[Stored records]
== == ==

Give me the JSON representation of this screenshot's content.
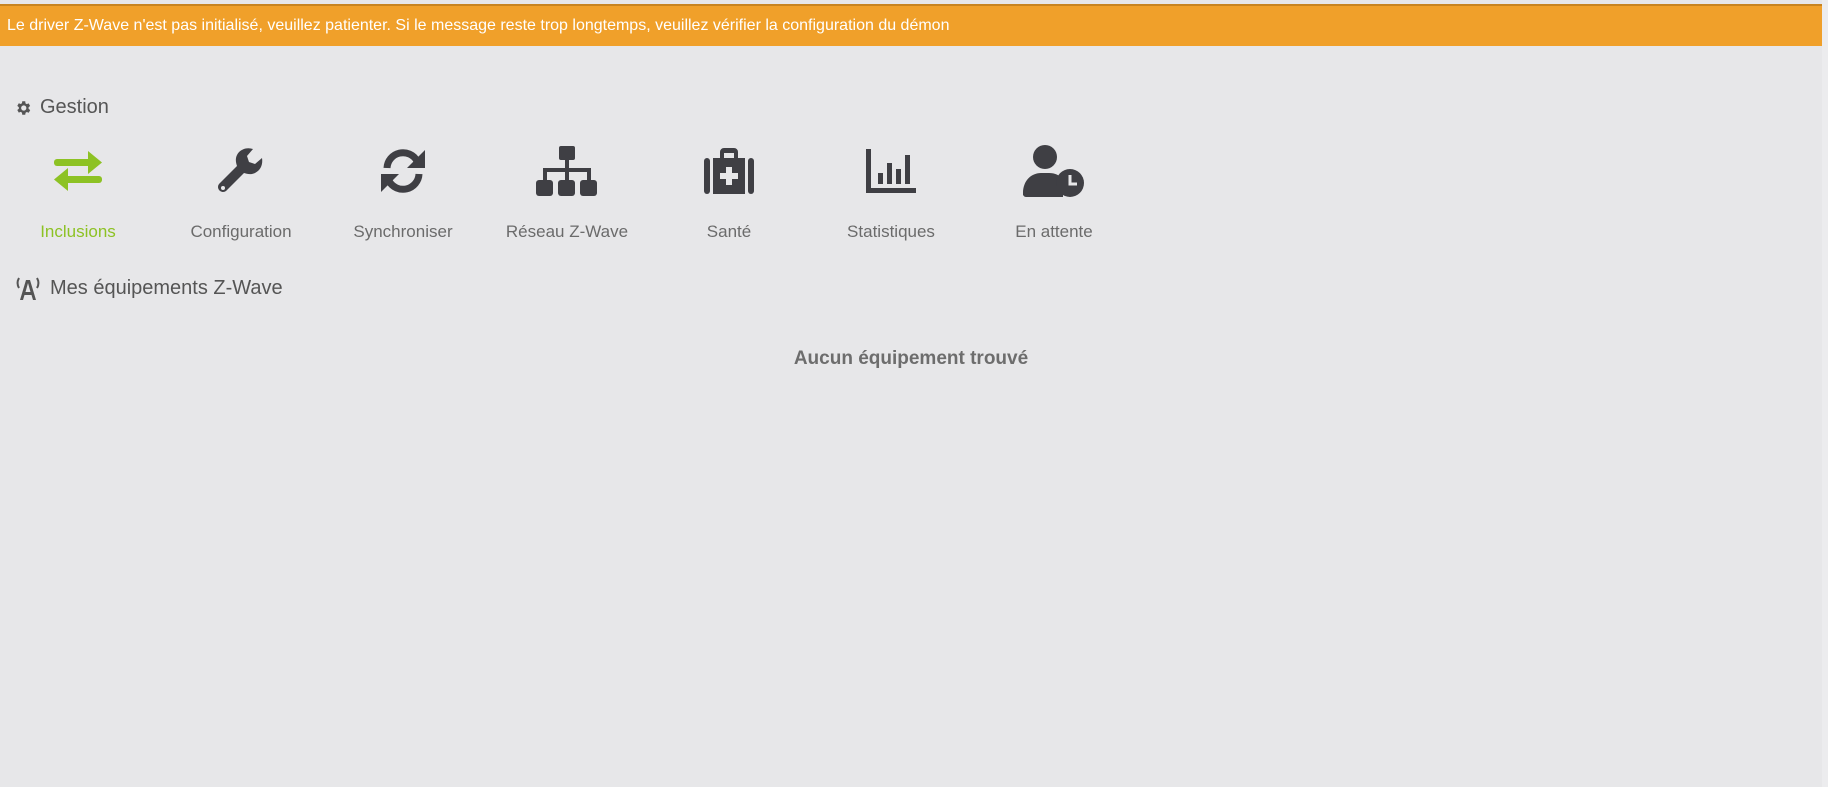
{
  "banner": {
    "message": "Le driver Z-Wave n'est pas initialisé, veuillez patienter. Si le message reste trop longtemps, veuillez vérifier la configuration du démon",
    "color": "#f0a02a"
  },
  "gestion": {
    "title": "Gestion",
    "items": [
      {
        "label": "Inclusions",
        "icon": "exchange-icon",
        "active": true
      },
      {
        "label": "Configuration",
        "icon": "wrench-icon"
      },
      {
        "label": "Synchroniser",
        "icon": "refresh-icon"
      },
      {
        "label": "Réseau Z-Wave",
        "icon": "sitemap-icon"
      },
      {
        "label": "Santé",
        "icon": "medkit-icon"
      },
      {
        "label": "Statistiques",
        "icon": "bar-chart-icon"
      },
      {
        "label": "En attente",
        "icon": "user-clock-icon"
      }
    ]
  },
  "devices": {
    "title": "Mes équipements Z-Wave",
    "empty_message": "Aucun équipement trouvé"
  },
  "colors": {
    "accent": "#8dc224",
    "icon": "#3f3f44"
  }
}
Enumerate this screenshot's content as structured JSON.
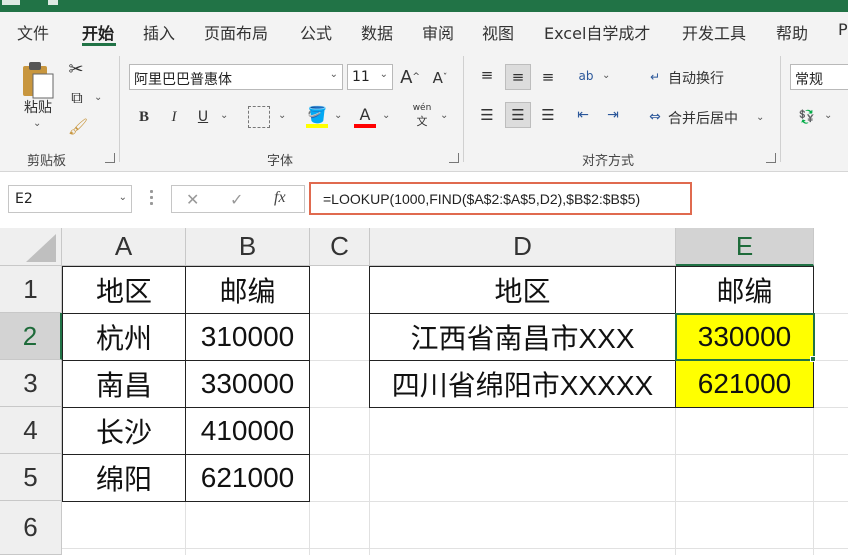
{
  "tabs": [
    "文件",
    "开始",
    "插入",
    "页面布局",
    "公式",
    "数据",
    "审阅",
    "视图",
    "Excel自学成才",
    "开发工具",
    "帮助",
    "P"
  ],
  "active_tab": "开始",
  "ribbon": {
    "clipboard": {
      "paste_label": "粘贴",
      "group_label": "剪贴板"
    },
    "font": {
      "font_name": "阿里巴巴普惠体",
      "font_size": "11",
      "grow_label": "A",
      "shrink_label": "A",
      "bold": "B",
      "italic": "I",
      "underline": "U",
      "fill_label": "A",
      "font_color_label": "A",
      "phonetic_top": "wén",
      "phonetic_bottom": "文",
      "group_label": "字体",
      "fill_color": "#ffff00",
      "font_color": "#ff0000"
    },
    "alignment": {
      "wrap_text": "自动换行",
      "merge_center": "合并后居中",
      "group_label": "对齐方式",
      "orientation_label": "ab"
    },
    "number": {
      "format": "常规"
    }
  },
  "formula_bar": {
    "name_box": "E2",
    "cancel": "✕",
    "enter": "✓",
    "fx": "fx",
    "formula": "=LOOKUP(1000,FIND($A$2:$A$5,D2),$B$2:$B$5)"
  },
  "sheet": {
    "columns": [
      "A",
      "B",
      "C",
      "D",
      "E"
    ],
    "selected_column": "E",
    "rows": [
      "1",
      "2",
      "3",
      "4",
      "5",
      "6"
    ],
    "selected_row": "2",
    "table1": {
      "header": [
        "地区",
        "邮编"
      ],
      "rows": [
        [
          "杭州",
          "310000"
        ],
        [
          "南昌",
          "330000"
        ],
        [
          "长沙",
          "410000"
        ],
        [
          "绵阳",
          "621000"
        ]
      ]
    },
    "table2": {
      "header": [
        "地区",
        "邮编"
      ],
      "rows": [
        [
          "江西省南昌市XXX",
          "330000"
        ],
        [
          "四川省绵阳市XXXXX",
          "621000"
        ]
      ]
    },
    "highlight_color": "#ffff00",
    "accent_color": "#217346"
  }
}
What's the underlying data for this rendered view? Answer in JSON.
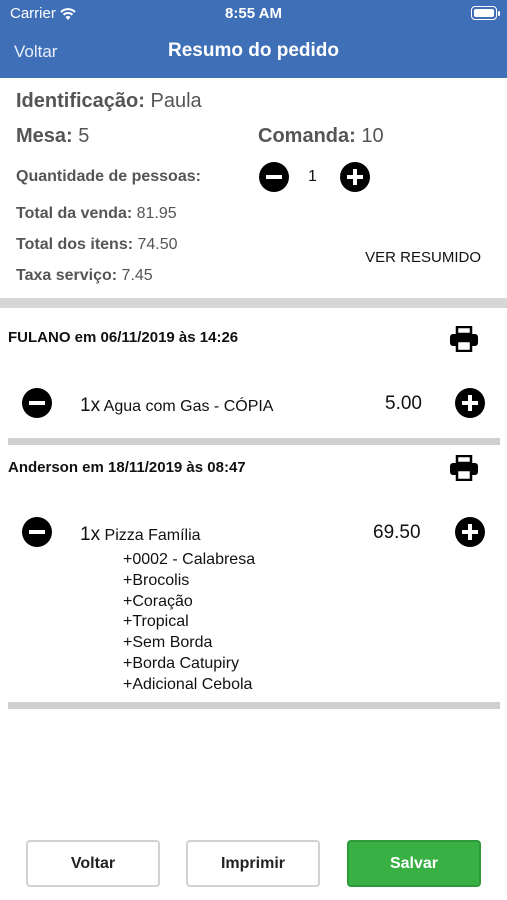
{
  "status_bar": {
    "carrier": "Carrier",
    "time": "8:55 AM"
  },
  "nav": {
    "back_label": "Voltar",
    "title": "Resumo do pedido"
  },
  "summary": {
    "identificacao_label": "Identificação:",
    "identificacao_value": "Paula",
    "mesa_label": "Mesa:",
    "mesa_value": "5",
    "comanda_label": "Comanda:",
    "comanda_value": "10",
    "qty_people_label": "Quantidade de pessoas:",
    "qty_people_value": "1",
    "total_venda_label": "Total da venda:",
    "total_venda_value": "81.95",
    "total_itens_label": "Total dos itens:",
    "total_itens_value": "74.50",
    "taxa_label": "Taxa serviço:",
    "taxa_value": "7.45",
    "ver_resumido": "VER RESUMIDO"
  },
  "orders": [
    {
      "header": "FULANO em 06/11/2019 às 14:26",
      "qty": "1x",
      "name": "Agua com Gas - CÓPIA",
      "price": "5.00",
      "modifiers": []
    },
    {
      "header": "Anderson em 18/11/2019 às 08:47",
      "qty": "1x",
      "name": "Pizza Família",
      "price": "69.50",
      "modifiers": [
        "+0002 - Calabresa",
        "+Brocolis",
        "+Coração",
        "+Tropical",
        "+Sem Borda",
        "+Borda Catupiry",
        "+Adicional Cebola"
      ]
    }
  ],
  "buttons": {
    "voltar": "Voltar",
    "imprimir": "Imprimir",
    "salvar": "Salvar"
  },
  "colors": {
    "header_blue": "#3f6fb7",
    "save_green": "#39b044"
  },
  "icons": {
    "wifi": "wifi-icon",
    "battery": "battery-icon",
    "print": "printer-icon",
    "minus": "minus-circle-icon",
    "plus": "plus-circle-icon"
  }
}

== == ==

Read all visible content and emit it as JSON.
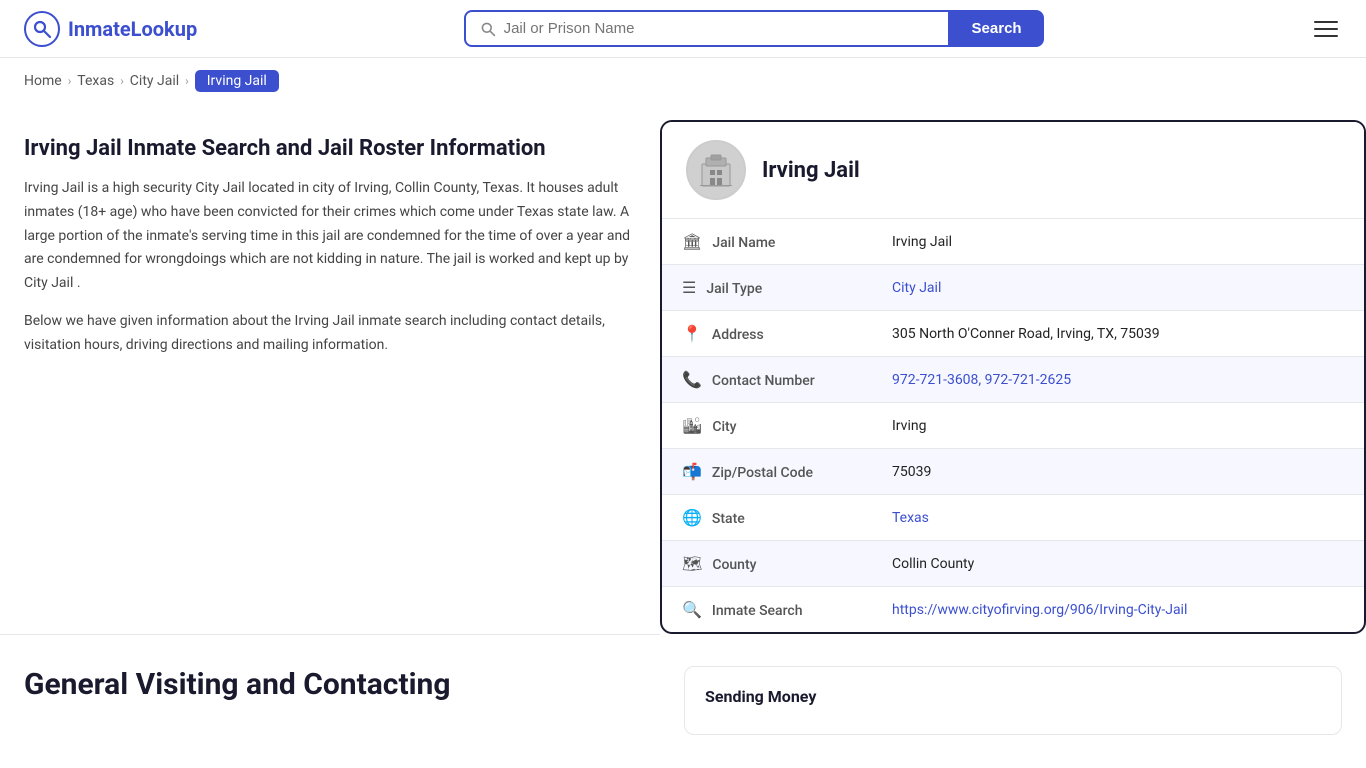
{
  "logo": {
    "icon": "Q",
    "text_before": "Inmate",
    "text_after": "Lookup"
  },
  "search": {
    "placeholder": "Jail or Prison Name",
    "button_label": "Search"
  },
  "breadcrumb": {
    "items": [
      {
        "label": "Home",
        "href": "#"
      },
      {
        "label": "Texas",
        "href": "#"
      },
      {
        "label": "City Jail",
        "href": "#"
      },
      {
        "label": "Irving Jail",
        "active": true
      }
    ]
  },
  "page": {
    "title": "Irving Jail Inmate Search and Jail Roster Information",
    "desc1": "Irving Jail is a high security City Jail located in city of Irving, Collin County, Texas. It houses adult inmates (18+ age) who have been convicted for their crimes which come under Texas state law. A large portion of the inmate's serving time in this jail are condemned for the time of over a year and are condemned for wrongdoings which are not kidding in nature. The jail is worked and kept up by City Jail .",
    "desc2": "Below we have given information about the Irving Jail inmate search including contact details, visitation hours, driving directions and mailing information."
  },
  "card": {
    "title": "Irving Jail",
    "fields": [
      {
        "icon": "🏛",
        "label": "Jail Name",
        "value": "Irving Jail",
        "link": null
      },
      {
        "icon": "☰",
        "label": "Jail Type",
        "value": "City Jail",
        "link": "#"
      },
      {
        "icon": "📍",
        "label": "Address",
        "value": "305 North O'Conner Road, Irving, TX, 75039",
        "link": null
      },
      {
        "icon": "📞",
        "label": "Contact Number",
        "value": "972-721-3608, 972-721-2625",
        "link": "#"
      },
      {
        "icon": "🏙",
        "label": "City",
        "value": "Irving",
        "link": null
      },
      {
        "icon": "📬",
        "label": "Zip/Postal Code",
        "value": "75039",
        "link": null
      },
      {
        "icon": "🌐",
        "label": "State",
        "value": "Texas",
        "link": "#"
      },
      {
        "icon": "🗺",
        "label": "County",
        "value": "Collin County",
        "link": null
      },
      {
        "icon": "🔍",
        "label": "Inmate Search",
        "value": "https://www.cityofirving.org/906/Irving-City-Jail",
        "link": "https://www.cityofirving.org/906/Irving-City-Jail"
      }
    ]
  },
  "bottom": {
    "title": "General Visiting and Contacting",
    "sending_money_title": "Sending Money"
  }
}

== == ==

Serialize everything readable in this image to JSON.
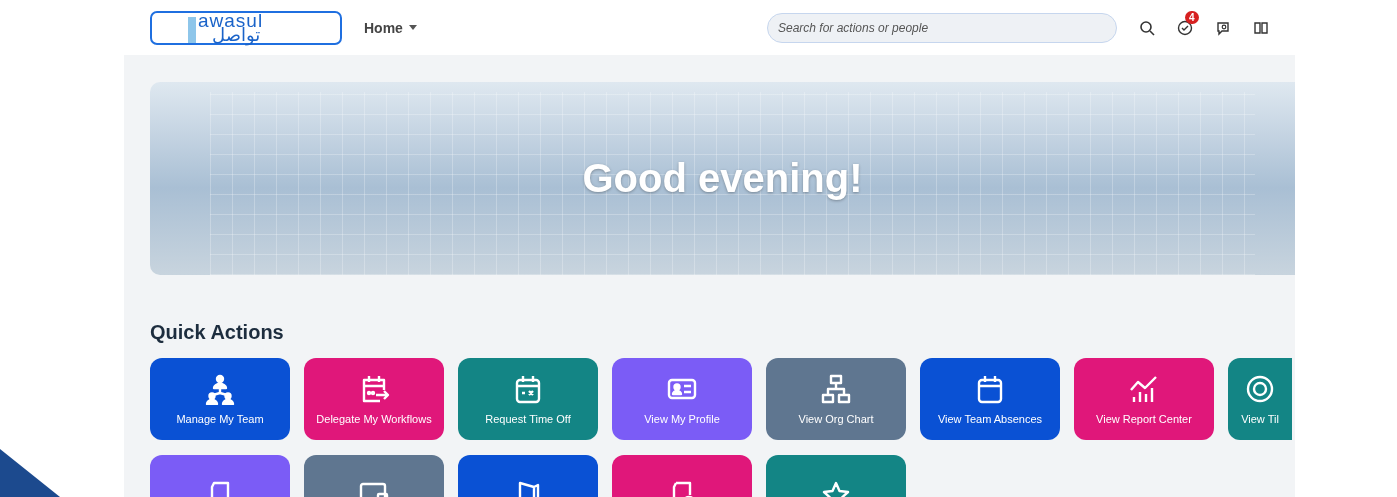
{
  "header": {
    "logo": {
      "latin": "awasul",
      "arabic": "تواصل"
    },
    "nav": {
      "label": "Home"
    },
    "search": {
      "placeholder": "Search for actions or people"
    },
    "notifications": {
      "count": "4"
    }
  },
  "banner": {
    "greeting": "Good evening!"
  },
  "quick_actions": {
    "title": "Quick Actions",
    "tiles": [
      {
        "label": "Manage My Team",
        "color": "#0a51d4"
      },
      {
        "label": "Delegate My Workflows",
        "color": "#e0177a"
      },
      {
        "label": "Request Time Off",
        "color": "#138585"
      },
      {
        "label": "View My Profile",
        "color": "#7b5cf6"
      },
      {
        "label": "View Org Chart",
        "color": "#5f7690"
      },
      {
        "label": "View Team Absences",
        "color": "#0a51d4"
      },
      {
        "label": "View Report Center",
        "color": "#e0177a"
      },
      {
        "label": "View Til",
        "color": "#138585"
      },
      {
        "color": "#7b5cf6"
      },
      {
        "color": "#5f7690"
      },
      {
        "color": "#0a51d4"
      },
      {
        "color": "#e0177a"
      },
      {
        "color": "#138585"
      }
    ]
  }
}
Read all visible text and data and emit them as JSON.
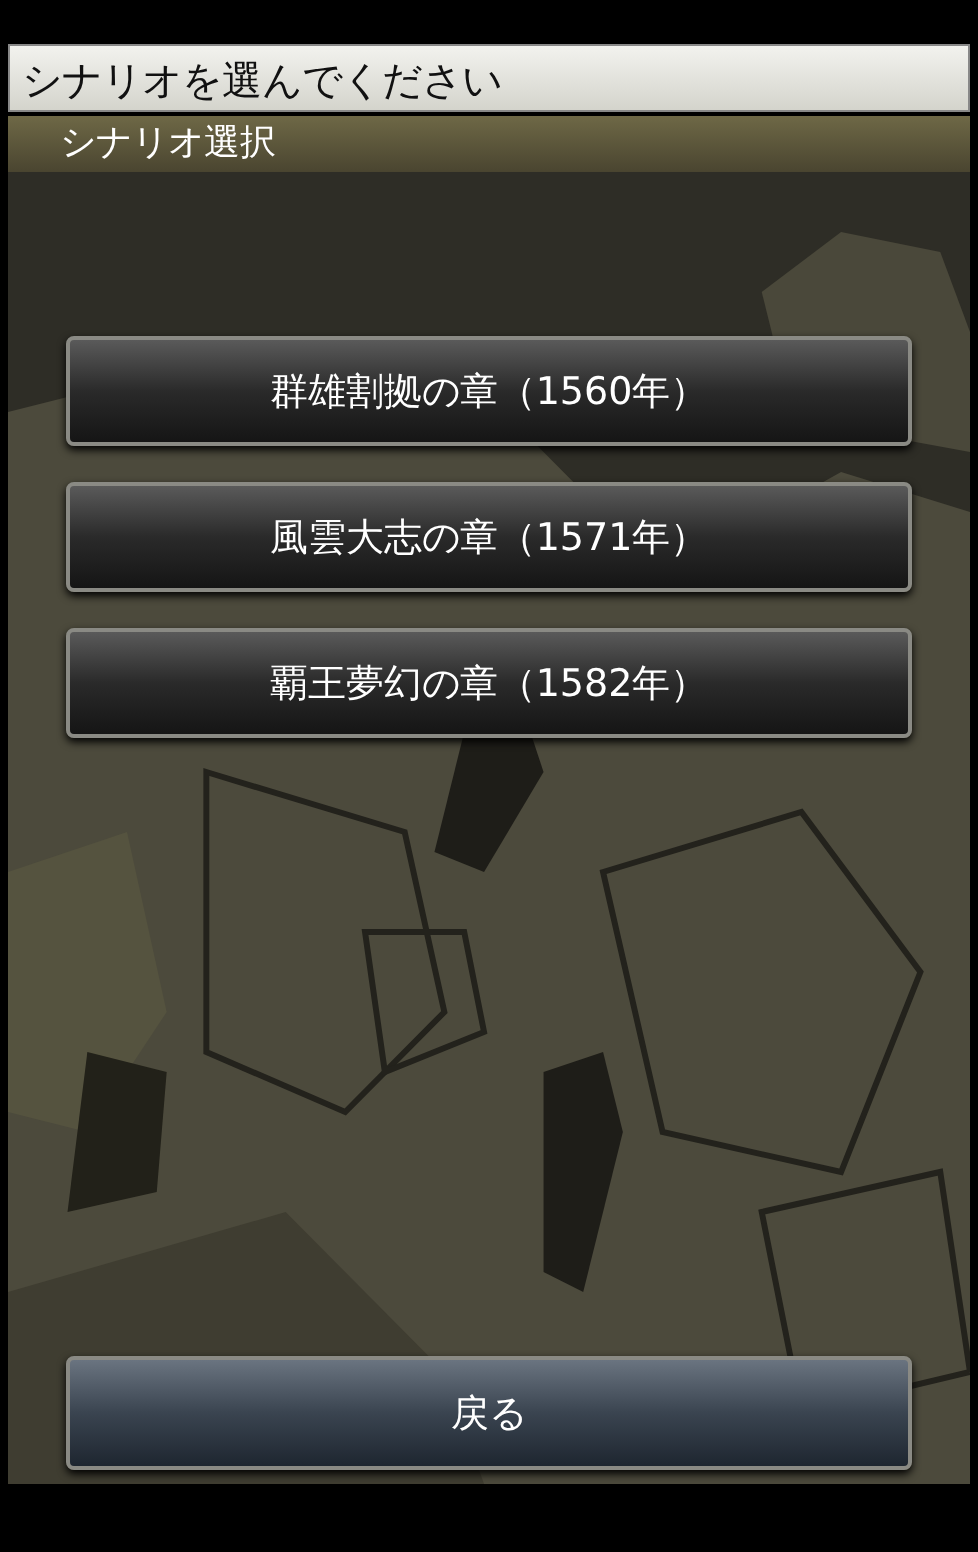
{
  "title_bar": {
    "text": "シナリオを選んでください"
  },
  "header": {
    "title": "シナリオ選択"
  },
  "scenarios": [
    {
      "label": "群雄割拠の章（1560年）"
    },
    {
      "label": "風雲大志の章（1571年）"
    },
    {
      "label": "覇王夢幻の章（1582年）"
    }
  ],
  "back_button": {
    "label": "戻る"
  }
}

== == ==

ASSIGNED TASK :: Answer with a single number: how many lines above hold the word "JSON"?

TASK ANSWER :: 6